The hopper lands at a field outside Port Lowell, and the team take a taxi back to town, from which they intend to call the ambassador - except that she calls first, to tell them that, well, whether through their efforts or otherwise, a large cat now seems to be out of the bag. Mr Chen has declared the intention to apply for Chinese citizenship, and the Chinese have responded favourably - which will mean that a Chinese citizen's residence is deep in the middle of American territory, with a good claim to much of the surrounding area under "fair use" conventions. The Americans have responded by registering a formal claim to the mineral deposits on and around the landslip site (with, yes, that cybershell acting as their claim marker). Everyone is doubtless scowling at everyone else.

The team admit that they're still not sure what happened, but Schmidt, the long-time career diplomat with experience of the politics of Mars, is able to make some educated guesses. Her guess is that the Chinese identified the mineral deposits first, from some previous survey or whatever, and decided to use their agent of influence to move into that area. However, the SIA must have identified Chen as a Chinese patsy, worked out what was going on, spotted the deposits themselves once they had cause to look at that area, and decided to do something about it. Schmidt doubts that the kinetic strike was meant to be homicidal - the Americans probably honestly didn't know that Zajdel was in the danger zone. Rather, the intention was probably to expose the rare earth deposits to the geologists when they came to examine the site the next day, on the plausible (and correct) assumption that, although they had been hired by Chen, they were neutral parties - giving the American Commonwealth an excuse to move in.

However, after Zajdel's late-night excursion got her temporarily killed and thus drew so much attention, everyone had to scramble and improvise. Vega was doubtless sent in to try and salvage the situation, and Chen and his handlers have been forced to show their hand in response. So both sides were trying to exploit the E.U.'s neutrality to their own ends, and will doubtless continue to do so - which may turn out to be beneficial, or just annoying. Coming out of this with provisional identification of Hua and Vega as, respectively, Chinese and US agents, and with that "dead" satellite identified as a clandestine American orbital weapons platform, is all bonus.

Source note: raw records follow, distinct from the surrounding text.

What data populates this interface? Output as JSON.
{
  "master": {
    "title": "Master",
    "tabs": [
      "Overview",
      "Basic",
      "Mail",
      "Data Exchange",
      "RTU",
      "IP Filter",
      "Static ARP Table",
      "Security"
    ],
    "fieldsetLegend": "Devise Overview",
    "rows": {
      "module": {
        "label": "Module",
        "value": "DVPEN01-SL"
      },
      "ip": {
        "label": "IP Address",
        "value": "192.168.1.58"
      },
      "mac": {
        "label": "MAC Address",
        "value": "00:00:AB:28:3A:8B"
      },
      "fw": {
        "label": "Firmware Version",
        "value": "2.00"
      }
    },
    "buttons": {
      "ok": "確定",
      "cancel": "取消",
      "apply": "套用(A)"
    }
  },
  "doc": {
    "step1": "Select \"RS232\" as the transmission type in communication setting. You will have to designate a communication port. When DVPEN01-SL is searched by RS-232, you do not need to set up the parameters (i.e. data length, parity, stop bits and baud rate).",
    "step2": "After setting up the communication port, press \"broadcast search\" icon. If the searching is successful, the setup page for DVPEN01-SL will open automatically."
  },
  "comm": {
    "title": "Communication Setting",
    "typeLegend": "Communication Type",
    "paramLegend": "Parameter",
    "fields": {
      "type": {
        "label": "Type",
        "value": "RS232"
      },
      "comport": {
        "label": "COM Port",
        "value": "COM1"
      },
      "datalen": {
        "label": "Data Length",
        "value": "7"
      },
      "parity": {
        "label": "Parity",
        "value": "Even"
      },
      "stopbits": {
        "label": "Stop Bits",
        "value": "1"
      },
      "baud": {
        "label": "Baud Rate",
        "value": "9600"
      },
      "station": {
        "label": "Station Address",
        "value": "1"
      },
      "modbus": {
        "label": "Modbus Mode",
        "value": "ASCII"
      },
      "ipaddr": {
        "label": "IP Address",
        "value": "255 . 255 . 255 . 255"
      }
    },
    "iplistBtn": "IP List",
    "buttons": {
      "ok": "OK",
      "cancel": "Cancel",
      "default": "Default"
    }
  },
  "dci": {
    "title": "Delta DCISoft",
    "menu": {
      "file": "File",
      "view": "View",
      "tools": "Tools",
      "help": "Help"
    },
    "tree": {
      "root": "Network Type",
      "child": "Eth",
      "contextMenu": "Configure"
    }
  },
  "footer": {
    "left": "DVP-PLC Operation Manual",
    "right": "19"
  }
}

Anyway, Schmidt tells the team to bring Lipinski into the embassy for personal debriefing, and he's willing to go along. They assure him that, even if they weren't pretty sure that no one is aiming orbital weapons now, this is a safe place - the effect of which is only spoilt when he meets a cluster of maintenance cybershells, and is told that they are just completing the repairs occasioned by the last armed assault on the place.